Net cash provided by financing activities was $11,409 and $29,784 for the three months ended March 31, 2014 and 2013, respectively.  The primary driver for the decrease compared to the prior period was the issuance of convertible preferred stock during the three months ended March 31, 2013, which provided net cash of $20,000.  Net cash provided from financing activities for the three months ended March 31, 2014 consisted of $44,199 in proceeds from issuance of Notes, $12 in proceeds from early exercise of stock options, $104 in proceeds from vested restricted stock, and $4 in proceeds from exercise of vested stock options, offset by $32,910 in repayment of Notes.

 
Income Taxes

The Company incurred no income tax provision for the three months ended March 31, 2014 and 2013.  Given the Company’s history of operating losses and inability to achieve profitable operations, it is difficult to accurately forecast how future results will be affected by the realization and use of net operating loss carry forwards.

Off-Balance Sheet Arrangements

In February 2012, PMI formed Prosper Funding. PMI is the sole equity member of Prosper Funding and Prosper Funding’s accounts are included in PMI’s consolidated financial statements included in this Quarterly Report. Prosper Funding has been organized and is operated in a manner that is intended to minimize the likelihood that it will (i) become subject to bankruptcy proceedings or (ii) be substantively consolidated with PMI, and thus have its assets subject to claims by PMI’s creditors, in the event PMI becomes subject to a bankruptcy proceeding.

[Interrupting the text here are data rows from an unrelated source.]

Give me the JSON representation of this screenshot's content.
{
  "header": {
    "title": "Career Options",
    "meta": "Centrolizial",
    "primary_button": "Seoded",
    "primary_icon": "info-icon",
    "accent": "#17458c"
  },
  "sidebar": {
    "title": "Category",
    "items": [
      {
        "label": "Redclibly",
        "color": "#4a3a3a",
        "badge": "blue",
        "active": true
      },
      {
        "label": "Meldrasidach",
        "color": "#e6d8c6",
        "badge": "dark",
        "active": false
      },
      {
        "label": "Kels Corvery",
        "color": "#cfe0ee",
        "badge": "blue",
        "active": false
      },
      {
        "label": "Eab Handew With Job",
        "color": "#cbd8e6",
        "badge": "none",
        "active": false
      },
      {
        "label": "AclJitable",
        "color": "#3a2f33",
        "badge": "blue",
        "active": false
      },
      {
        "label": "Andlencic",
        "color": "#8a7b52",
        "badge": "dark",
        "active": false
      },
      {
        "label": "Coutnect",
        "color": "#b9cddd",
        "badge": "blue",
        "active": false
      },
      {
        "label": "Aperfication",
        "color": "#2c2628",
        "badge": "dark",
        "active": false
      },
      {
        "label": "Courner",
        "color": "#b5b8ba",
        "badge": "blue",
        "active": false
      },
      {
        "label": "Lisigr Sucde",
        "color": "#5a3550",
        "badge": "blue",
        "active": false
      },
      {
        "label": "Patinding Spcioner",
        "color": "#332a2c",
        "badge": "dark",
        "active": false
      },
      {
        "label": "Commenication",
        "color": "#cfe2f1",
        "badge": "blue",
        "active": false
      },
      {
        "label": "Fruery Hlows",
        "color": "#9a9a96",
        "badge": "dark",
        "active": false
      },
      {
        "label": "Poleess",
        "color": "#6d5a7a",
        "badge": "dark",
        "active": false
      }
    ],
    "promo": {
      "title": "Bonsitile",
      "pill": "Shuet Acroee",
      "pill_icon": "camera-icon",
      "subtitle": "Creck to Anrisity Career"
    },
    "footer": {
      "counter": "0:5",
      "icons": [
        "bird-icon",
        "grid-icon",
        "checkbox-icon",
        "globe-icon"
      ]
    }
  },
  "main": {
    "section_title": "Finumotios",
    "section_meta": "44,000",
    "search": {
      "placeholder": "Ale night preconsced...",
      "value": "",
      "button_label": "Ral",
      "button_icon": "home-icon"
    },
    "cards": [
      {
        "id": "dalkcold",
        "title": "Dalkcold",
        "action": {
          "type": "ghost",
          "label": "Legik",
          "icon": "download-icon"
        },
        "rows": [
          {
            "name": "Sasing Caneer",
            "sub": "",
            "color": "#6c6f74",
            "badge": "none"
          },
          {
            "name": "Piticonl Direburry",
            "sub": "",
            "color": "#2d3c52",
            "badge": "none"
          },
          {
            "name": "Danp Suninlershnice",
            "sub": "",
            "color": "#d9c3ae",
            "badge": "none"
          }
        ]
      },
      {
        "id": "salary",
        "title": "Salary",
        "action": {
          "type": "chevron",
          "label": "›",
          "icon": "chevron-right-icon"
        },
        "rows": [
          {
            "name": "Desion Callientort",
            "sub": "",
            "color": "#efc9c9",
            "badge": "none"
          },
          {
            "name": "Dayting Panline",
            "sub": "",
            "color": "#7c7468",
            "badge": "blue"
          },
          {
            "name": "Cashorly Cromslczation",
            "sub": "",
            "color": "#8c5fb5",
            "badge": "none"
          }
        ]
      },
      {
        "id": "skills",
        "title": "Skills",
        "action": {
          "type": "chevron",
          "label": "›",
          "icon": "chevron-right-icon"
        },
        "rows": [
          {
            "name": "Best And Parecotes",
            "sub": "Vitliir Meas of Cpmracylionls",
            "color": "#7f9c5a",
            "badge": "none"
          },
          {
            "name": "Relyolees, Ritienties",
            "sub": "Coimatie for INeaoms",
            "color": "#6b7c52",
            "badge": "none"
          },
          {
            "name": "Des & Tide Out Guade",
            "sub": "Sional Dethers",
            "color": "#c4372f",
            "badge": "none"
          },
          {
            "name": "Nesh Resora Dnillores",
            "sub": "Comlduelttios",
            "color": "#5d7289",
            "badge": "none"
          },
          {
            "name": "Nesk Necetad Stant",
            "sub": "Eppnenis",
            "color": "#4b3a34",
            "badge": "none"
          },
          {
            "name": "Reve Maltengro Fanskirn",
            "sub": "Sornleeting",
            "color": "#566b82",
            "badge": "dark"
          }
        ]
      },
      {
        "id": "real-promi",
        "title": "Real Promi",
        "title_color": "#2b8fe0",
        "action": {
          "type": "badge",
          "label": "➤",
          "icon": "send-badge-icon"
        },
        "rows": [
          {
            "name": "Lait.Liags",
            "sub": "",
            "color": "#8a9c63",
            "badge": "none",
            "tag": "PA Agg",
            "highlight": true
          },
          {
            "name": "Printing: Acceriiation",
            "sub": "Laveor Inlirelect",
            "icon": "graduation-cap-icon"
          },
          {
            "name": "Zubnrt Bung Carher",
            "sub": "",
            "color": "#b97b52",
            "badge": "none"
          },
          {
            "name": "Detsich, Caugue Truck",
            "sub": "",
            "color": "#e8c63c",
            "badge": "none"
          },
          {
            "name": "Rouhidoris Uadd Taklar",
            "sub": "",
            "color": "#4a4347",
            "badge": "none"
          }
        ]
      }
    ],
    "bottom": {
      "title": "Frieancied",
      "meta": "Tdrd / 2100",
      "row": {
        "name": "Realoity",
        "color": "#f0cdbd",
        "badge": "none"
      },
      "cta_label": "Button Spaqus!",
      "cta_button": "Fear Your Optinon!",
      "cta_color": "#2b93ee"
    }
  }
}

PMI restructured the platform so that Borrower Loans are held by Prosper Funding and Prosper Funding issues and sells the Notes.

Additional Information about the Platform

Comparing Estimated Loss Rates to Actual Losses
 
The Company reviews the performance of Borrower Loans on a monthly basis to determine how loss rate estimates compare to actual performance.  As part of this monthly review, the processes for calculating and assigning loss rates are reassessed to ensure continued accuracy.  The graphs below show the estimated versus actual cumulative dollar loss rates by Prosper Rating for Borrower Loans,